SOPs for recruitment of metro bus drivers being preparedPakistan
RAWALPINDI: Two years after launching the metro bus service between Rawalpindi and Islamabad, the provincial government has started preparing standard operating procedures (SOPs) to hire drivers and impart training to them and to ensure contractors carrying out repair work on the elevated track took precautionary measures to avoid any accident.
The PML-N government introduced the bus service between the twin cities at a cost of Rs44.84 billion but the death of a female medical student on the track on April 29, 2017, exposed the performance of the Rawalpindi Development Authority (RDA) and the Metro Bus Authority (MBA) as regard to the training of the drivers.
Sameera, 19, a student of Shifa College of Medicine, was travelling to Islamabad when the driver pulled emergency brakes near the Rehmanabad bus station apparently due to some ongoing construction work on the track there.
Due to the impact, the bus hit a pole after which its door flung open throwing the student into the road.
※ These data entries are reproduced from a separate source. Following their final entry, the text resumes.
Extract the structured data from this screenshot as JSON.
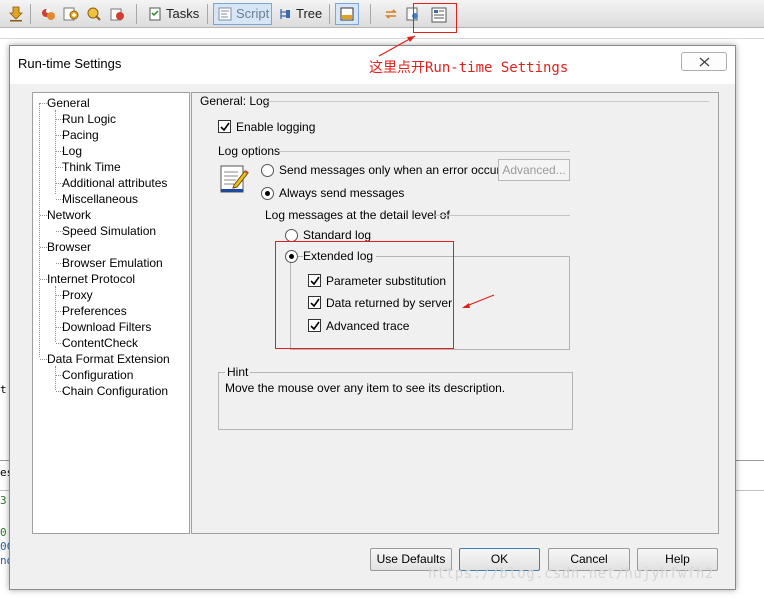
{
  "toolbar": {
    "tasks_label": "Tasks",
    "script_label": "Script",
    "tree_label": "Tree"
  },
  "background": {
    "left_fragments": [
      "t",
      "es",
      "3",
      "0",
      "0C",
      "nd"
    ]
  },
  "dialog": {
    "title": "Run-time Settings",
    "tree": [
      {
        "label": "General"
      },
      {
        "label": "Run Logic"
      },
      {
        "label": "Pacing"
      },
      {
        "label": "Log"
      },
      {
        "label": "Think Time"
      },
      {
        "label": "Additional attributes"
      },
      {
        "label": "Miscellaneous"
      },
      {
        "label": "Network"
      },
      {
        "label": "Speed Simulation"
      },
      {
        "label": "Browser"
      },
      {
        "label": "Browser Emulation"
      },
      {
        "label": "Internet Protocol"
      },
      {
        "label": "Proxy"
      },
      {
        "label": "Preferences"
      },
      {
        "label": "Download Filters"
      },
      {
        "label": "ContentCheck"
      },
      {
        "label": "Data Format Extension"
      },
      {
        "label": "Configuration"
      },
      {
        "label": "Chain Configuration"
      }
    ],
    "panel": {
      "title": "General: Log",
      "enable_logging": {
        "label": "Enable logging",
        "checked": true
      },
      "log_options_title": "Log options",
      "send_on_error": {
        "label": "Send messages only when an error occurs",
        "checked": false
      },
      "advanced_button": "Advanced...",
      "always_send": {
        "label": "Always send messages",
        "checked": true
      },
      "detail_level_title": "Log messages at the detail level of",
      "standard_log": {
        "label": "Standard log",
        "checked": false
      },
      "extended_log": {
        "label": "Extended log",
        "checked": true
      },
      "parameter_substitution": {
        "label": "Parameter substitution",
        "checked": true
      },
      "data_returned": {
        "label": "Data returned by server",
        "checked": true
      },
      "advanced_trace": {
        "label": "Advanced trace",
        "checked": true
      },
      "hint_title": "Hint",
      "hint_text": "Move the mouse over any item to see its description."
    },
    "buttons": {
      "use_defaults": "Use Defaults",
      "ok": "OK",
      "cancel": "Cancel",
      "help": "Help"
    }
  },
  "annotation": {
    "text": "这里点开Run-time Settings",
    "color": "#e0201b"
  },
  "watermark": "https://blog.csdn.net/hujyhfwfh2",
  "colors": {
    "annotation_red": "#e0201b",
    "toolbar_active": "#d7e6f7"
  }
}
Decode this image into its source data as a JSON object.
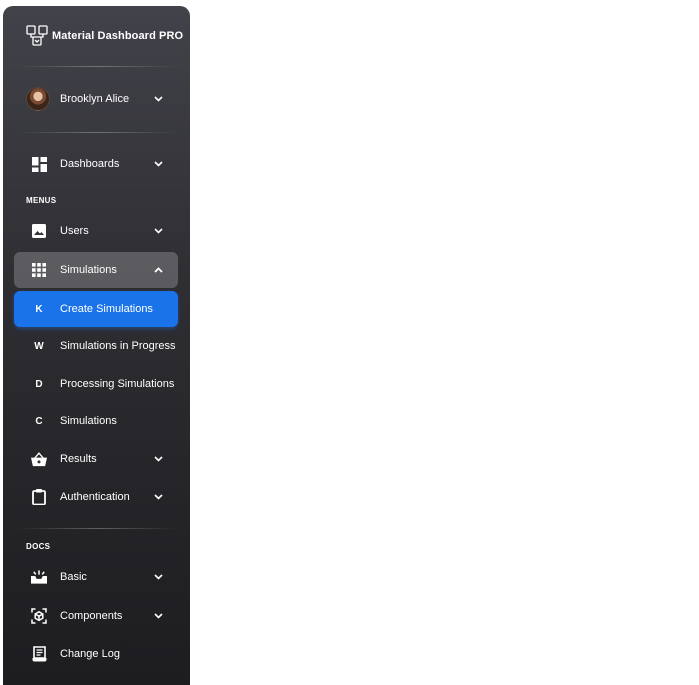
{
  "brand": {
    "title": "Material Dashboard PRO",
    "logo_icon": "logo-icon"
  },
  "user": {
    "name": "Brooklyn Alice",
    "avatar_icon": "avatar-image"
  },
  "nav": {
    "dashboards": {
      "label": "Dashboards",
      "icon": "dashboard-icon"
    },
    "section_menus": "MENUS",
    "users": {
      "label": "Users",
      "icon": "image-icon"
    },
    "simulations": {
      "label": "Simulations",
      "icon": "grid-icon",
      "expanded": true
    },
    "sub_items": [
      {
        "letter": "K",
        "label": "Create Simulations",
        "selected": true
      },
      {
        "letter": "W",
        "label": "Simulations in Progress",
        "selected": false
      },
      {
        "letter": "D",
        "label": "Processing Simulations",
        "selected": false
      },
      {
        "letter": "C",
        "label": "Simulations",
        "selected": false
      }
    ],
    "results": {
      "label": "Results",
      "icon": "basket-icon"
    },
    "authentication": {
      "label": "Authentication",
      "icon": "clipboard-icon"
    },
    "section_docs": "DOCS",
    "basic": {
      "label": "Basic",
      "icon": "upcoming-icon"
    },
    "components": {
      "label": "Components",
      "icon": "view-in-ar-icon"
    },
    "changelog": {
      "label": "Change Log",
      "icon": "receipt-icon"
    }
  },
  "colors": {
    "sidebar_top": "#42424a",
    "sidebar_bottom": "#1d1d20",
    "accent": "#1a73e8"
  }
}
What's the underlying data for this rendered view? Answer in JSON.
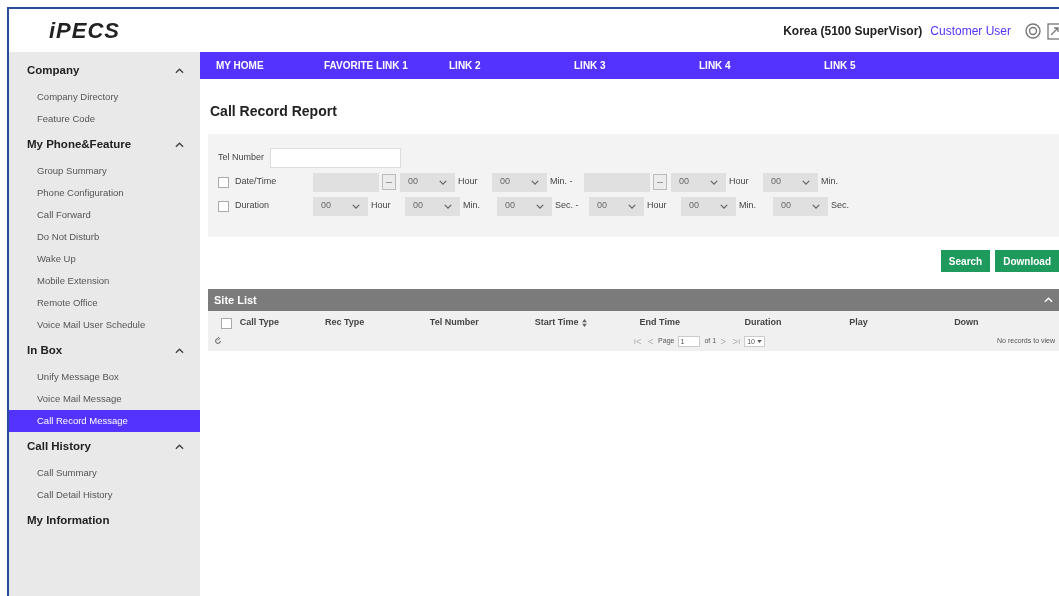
{
  "header": {
    "logo": "iPECS",
    "site": "Korea (5100 SuperVisor)",
    "user": "Customer User"
  },
  "nav": [
    {
      "label": "MY HOME"
    },
    {
      "label": "FAVORITE LINK 1"
    },
    {
      "label": "LINK 2"
    },
    {
      "label": "LINK 3"
    },
    {
      "label": "LINK 4"
    },
    {
      "label": "LINK 5"
    }
  ],
  "sidebar": {
    "sections": [
      {
        "title": "Company",
        "expanded": true,
        "items": [
          {
            "label": "Company Directory",
            "selected": false
          },
          {
            "label": "Feature Code",
            "selected": false
          }
        ]
      },
      {
        "title": "My Phone&Feature",
        "expanded": true,
        "items": [
          {
            "label": "Group Summary",
            "selected": false
          },
          {
            "label": "Phone Configuration",
            "selected": false
          },
          {
            "label": "Call Forward",
            "selected": false
          },
          {
            "label": "Do Not Disturb",
            "selected": false
          },
          {
            "label": "Wake Up",
            "selected": false
          },
          {
            "label": "Mobile Extension",
            "selected": false
          },
          {
            "label": "Remote Office",
            "selected": false
          },
          {
            "label": "Voice Mail User Schedule",
            "selected": false
          }
        ]
      },
      {
        "title": "In Box",
        "expanded": true,
        "items": [
          {
            "label": "Unify Message Box",
            "selected": false
          },
          {
            "label": "Voice Mail Message",
            "selected": false
          },
          {
            "label": "Call Record Message",
            "selected": true
          }
        ]
      },
      {
        "title": "Call History",
        "expanded": true,
        "items": [
          {
            "label": "Call Summary",
            "selected": false
          },
          {
            "label": "Call Detail History",
            "selected": false
          }
        ]
      },
      {
        "title": "My Information",
        "expanded": false
      }
    ]
  },
  "page_title": "Call Record Report",
  "filters": {
    "tel_number": {
      "label": "Tel Number"
    },
    "rows": [
      {
        "label": "Date/Time",
        "checked": false,
        "fields": [
          {
            "kind": "date"
          },
          {
            "kind": "select",
            "value": "00",
            "unit": "Hour"
          },
          {
            "kind": "select",
            "value": "00",
            "unit": "Min. -"
          },
          {
            "kind": "date"
          },
          {
            "kind": "select",
            "value": "00",
            "unit": "Hour"
          },
          {
            "kind": "select",
            "value": "00",
            "unit": "Min."
          }
        ]
      },
      {
        "label": "Duration",
        "checked": false,
        "fields": [
          {
            "kind": "select",
            "value": "00",
            "unit": "Hour"
          },
          {
            "kind": "select",
            "value": "00",
            "unit": "Min."
          },
          {
            "kind": "select",
            "value": "00",
            "unit": "Sec. -"
          },
          {
            "kind": "select",
            "value": "00",
            "unit": "Hour"
          },
          {
            "kind": "select",
            "value": "00",
            "unit": "Min."
          },
          {
            "kind": "select",
            "value": "00",
            "unit": "Sec."
          }
        ]
      }
    ]
  },
  "buttons": [
    "Search",
    "Download"
  ],
  "grid": {
    "title": "Site List",
    "expanded": true,
    "select_all_checked": false,
    "columns": [
      {
        "label": "Call Type",
        "sortable": false
      },
      {
        "label": "Rec Type",
        "sortable": false
      },
      {
        "label": "Tel Number",
        "sortable": false
      },
      {
        "label": "Start Time",
        "sortable": true
      },
      {
        "label": "End Time",
        "sortable": false
      },
      {
        "label": "Duration",
        "sortable": false
      },
      {
        "label": "Play",
        "sortable": false
      },
      {
        "label": "Down",
        "sortable": false
      }
    ],
    "pager": {
      "page_label": "Page",
      "page": "1",
      "of": "of 1",
      "rows": "10"
    },
    "empty_text": "No records to view"
  }
}
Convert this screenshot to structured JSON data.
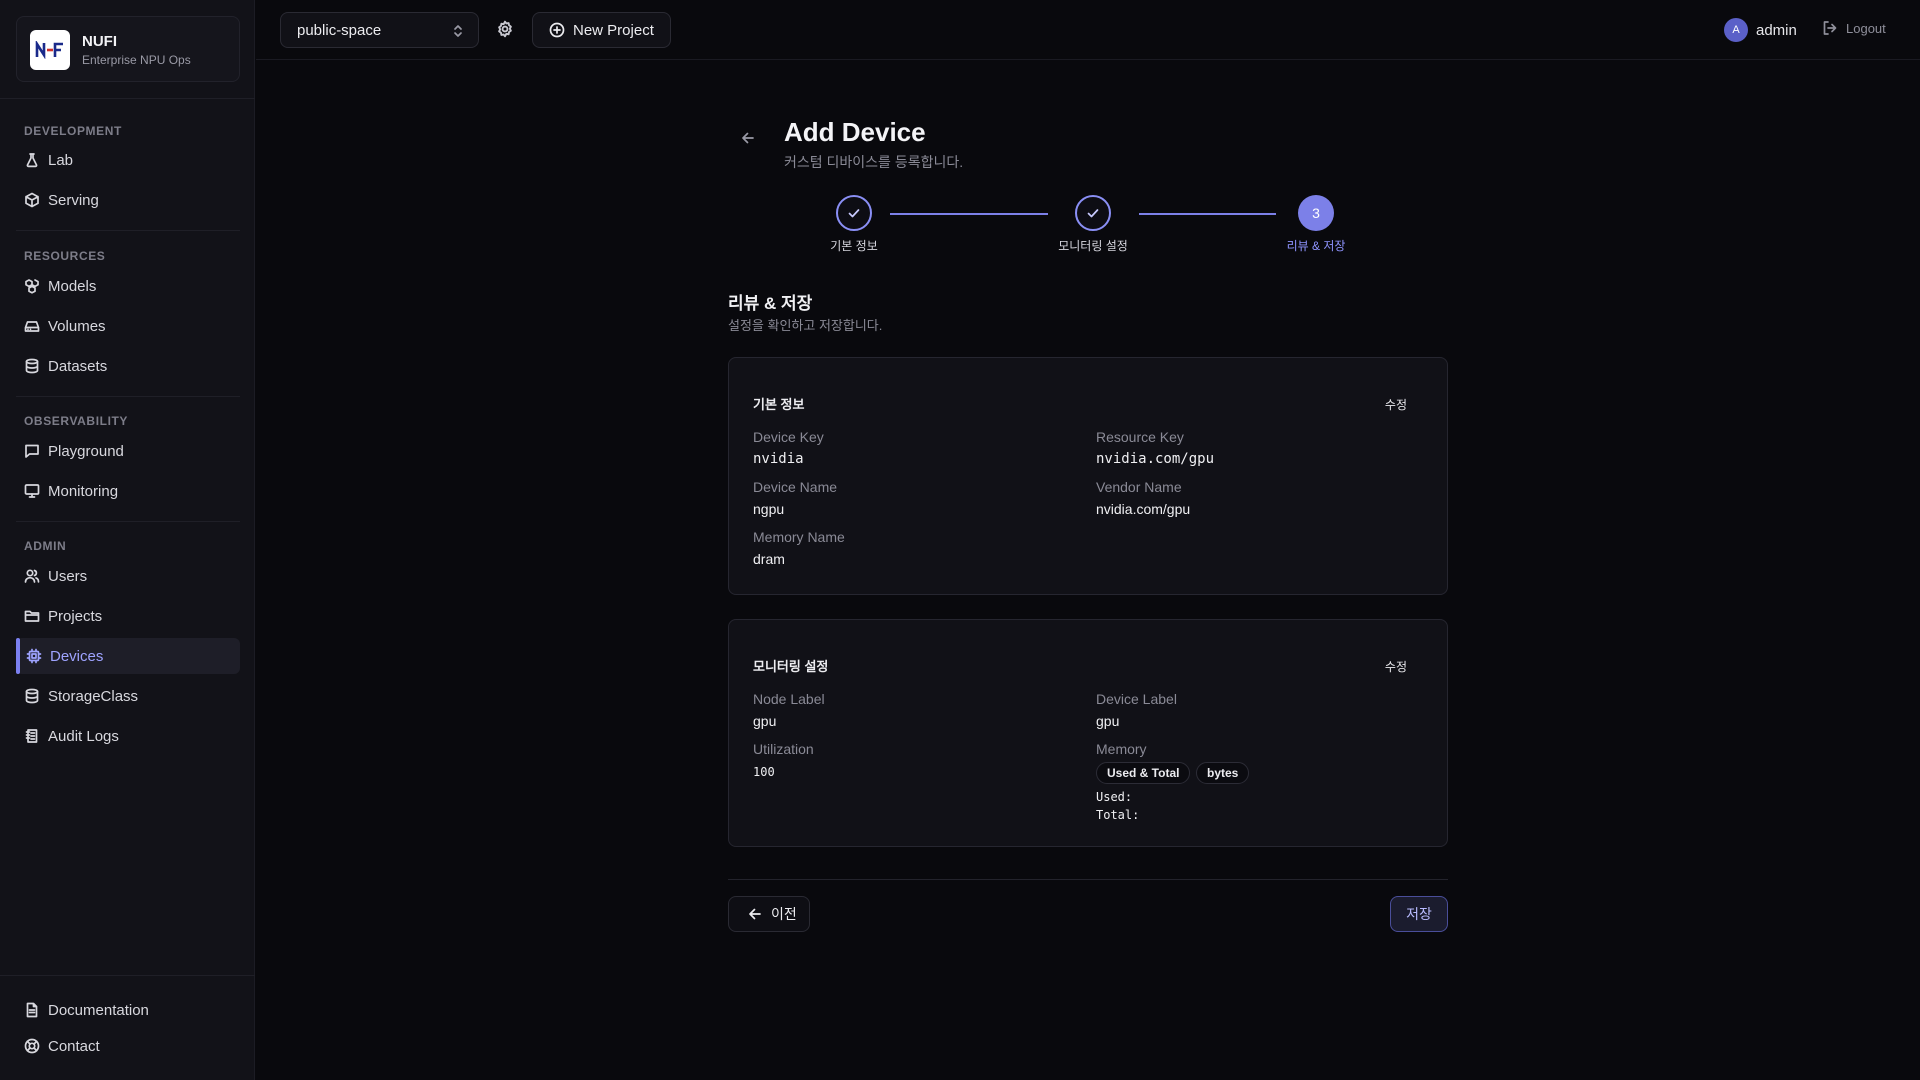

She was then run over by the bus, said the police. The student died on the spot.
After the incident, Chief Minister Shahbaz Sharif sent a team from his inspection cell which after visiting the site prepared a report stating that a lack of training to the bus driver and the repair work without any planning was responsible for the tragedy.
The Metro Bus Authority was directed to prepare an SOP for the hiring of trained drivers or training them before they started driving on the elevated route.
The total length of the metro bus route is 23 kilometres out of which 8.6 km comprises the elevated track in Rawalpindi.
A source in the Metro Bus Authority said 68 buses had been procured to operate between Rawalpindi and Islamabad but only 35 of them were currently operational. He said initially the number of passengers on the metro buses was less but the government canceled the routes for public transport vehicles from Saddar to Pakistan Secretariat and banned wagons on Murree Road. As a result, he added, a rush was seen on the metro bus stations but the number of passengers was still around 100,000 daily instead of the estimated ridership of 135,000.
He said under the original plan the Punjab government had to run 100 buses for 135,000 passengers daily and for this a depot had been constructed at Peshawar Mor to accommodate more than 100 buses.
Metro Bus Authority General Manager Uzair Shah told Dawn that the drivers had been given training before the start of the Metro Bus Service in Rawalpindi. However, he said, after the death of the student a standard operating procedure was being prepared for the hiring of drivers and their training.
“The inspection team put the fault on contractors who were carrying out a repair work on that section when the incident occurred. They should have installed a signboard or cordoned off the section with tapes so that the driver could see it.”
About the number of buses on the metro route, he said the ridership of Metro Bus Service had increased to 140,000 in recent days and more than 50 buses were operational.
When contacted, RDA Chief Engineer Ather Bukhari said contractors had to repair the track after rain to drain out the water. He said steps should be taken during the repair work for the safety of the passengers and others.
PTI MPA Arif Abbasi said potholes on the track were making it difficult for the drivers to ply buses smoothly. “The death of the student also occurred due to incomplete construction work and untrained drivers,” he said.
“Substandard material was used in the construction of the metro bus track and the RDA procured smuggled substandard bitumen of Iranian origin which was laid on the surface,” he alleged.
The MPA said he had raised a question in the Punjab Assembly about details of the receipts of the procurement of construction material but the PML-N government failed to reply.
“My question regarding the use of substandard construction material is still pending in the Punjab Assembly,” he said.
Published in Dawn, August 6th, 2017